Eye For Film >> Movies >> Marriage Material (2018) Film Review
Reviewed by: Jennie Kermode
Have you ever screwed up a romantic relationship by saying too much, or by saying it too soon? As soon as Leah (Gwen Hollander) begins her meticulously planned musical marriage proposal, you'll know it isn't going to end the way she hopes. This isn't the first time, either. Her parents are relieved when she agrees to let them drop her off at the retreat, pleased that she's finally ready to make a few changes - because, as it is later explained, one just can't be Jewish and single.
It's easy to recognise how one might be making mistakes, but just how far ought one to be ready to change in order to attract Mr Right? Leah is told almost straight away that she's 'too alpha'. She needs to learn to let men take the lead, to smile more, to take care of day to day tasks on their behalf, to lie flat on her back to have sex - and, of course, not to have sex a all until she gets that all-important ring. This we learn through a series of musical routines which, together with the fierce charisma of leader Yenta (Laura Gardner), effectively establish the atmosphere of a cult. It is, nevertheless, a situation in which the initially wary Leah is willing to give ground, because she's so anxious for the promised prize.
Director Oran Zegman uses the language of romantic comedies to create a playful atmosphere and persuade us that, one way or another, everything will work out in the end. Then she pulls the rug from under us with a final act as bleak as the original Stepford Wives. Bright, sparkling and candy-coated, her film paints a devastating picture of what all too many women are willing to give up for love - not even a particular love, but the perfect socially approved love they're told they deserve. This isn't a new theme, of course. Its power lies in how it's delivered.
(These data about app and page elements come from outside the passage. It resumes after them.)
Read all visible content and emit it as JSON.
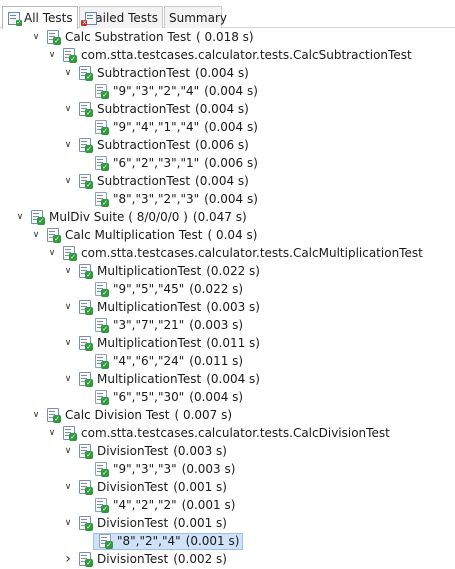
{
  "tabs": [
    {
      "label": "All Tests",
      "active": true
    },
    {
      "label": "Failed Tests",
      "active": false
    },
    {
      "label": "Summary",
      "active": false
    }
  ],
  "tree": [
    {
      "depth": 1,
      "arrow": "v",
      "label": "Calc Substration Test",
      "time": "( 0.018 s)"
    },
    {
      "depth": 2,
      "arrow": "v",
      "label": "com.stta.testcases.calculator.tests.CalcSubtractionTest",
      "time": ""
    },
    {
      "depth": 3,
      "arrow": "v",
      "label": "SubtractionTest",
      "time": "(0.004 s)"
    },
    {
      "depth": 4,
      "arrow": "",
      "label": "\"9\",\"3\",\"2\",\"4\"",
      "time": "(0.004 s)"
    },
    {
      "depth": 3,
      "arrow": "v",
      "label": "SubtractionTest",
      "time": "(0.004 s)"
    },
    {
      "depth": 4,
      "arrow": "",
      "label": "\"9\",\"4\",\"1\",\"4\"",
      "time": "(0.004 s)"
    },
    {
      "depth": 3,
      "arrow": "v",
      "label": "SubtractionTest",
      "time": "(0.006 s)"
    },
    {
      "depth": 4,
      "arrow": "",
      "label": "\"6\",\"2\",\"3\",\"1\"",
      "time": "(0.006 s)"
    },
    {
      "depth": 3,
      "arrow": "v",
      "label": "SubtractionTest",
      "time": "(0.004 s)"
    },
    {
      "depth": 4,
      "arrow": "",
      "label": "\"8\",\"3\",\"2\",\"3\"",
      "time": "(0.004 s)"
    },
    {
      "depth": 0,
      "arrow": "v",
      "label": "MulDiv Suite ( 8/0/0/0 )",
      "time": "(0.047 s)"
    },
    {
      "depth": 1,
      "arrow": "v",
      "label": "Calc Multiplication Test",
      "time": "( 0.04 s)"
    },
    {
      "depth": 2,
      "arrow": "v",
      "label": "com.stta.testcases.calculator.tests.CalcMultiplicationTest",
      "time": ""
    },
    {
      "depth": 3,
      "arrow": "v",
      "label": "MultiplicationTest",
      "time": "(0.022 s)"
    },
    {
      "depth": 4,
      "arrow": "",
      "label": "\"9\",\"5\",\"45\"",
      "time": "(0.022 s)"
    },
    {
      "depth": 3,
      "arrow": "v",
      "label": "MultiplicationTest",
      "time": "(0.003 s)"
    },
    {
      "depth": 4,
      "arrow": "",
      "label": "\"3\",\"7\",\"21\"",
      "time": "(0.003 s)"
    },
    {
      "depth": 3,
      "arrow": "v",
      "label": "MultiplicationTest",
      "time": "(0.011 s)"
    },
    {
      "depth": 4,
      "arrow": "",
      "label": "\"4\",\"6\",\"24\"",
      "time": "(0.011 s)"
    },
    {
      "depth": 3,
      "arrow": "v",
      "label": "MultiplicationTest",
      "time": "(0.004 s)"
    },
    {
      "depth": 4,
      "arrow": "",
      "label": "\"6\",\"5\",\"30\"",
      "time": "(0.004 s)"
    },
    {
      "depth": 1,
      "arrow": "v",
      "label": "Calc Division Test",
      "time": "( 0.007 s)"
    },
    {
      "depth": 2,
      "arrow": "v",
      "label": "com.stta.testcases.calculator.tests.CalcDivisionTest",
      "time": ""
    },
    {
      "depth": 3,
      "arrow": "v",
      "label": "DivisionTest",
      "time": "(0.003 s)"
    },
    {
      "depth": 4,
      "arrow": "",
      "label": "\"9\",\"3\",\"3\"",
      "time": "(0.003 s)"
    },
    {
      "depth": 3,
      "arrow": "v",
      "label": "DivisionTest",
      "time": "(0.001 s)"
    },
    {
      "depth": 4,
      "arrow": "",
      "label": "\"4\",\"2\",\"2\"",
      "time": "(0.001 s)"
    },
    {
      "depth": 3,
      "arrow": "v",
      "label": "DivisionTest",
      "time": "(0.001 s)"
    },
    {
      "depth": 4,
      "arrow": "",
      "label": "\"8\",\"2\",\"4\"",
      "time": "(0.001 s)",
      "selected": true
    },
    {
      "depth": 3,
      "arrow": ">",
      "label": "DivisionTest",
      "time": "(0.002 s)"
    }
  ],
  "colors": {
    "pass": "#2e9a3c",
    "selection": "#cfe2f7"
  },
  "icons": {
    "tab_icon": "test-results-icon",
    "node_icon": "test-suite-passed-icon",
    "leaf_icon": "test-case-passed-icon",
    "expand_icon": "chevron-down-icon"
  }
}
Musicals lend themselves to the surreal. This is no glittery-costumed, empty-headed show - Zegman has gone back to the roots of the genre to find something much more powerful. The increasingly coordinated, parallel behaviours of the dancers takes on a more sinister aspect as the story progresses, but it's the look in the eyes of the brides that will haunt you.Reviewed on: 04 Dec 2019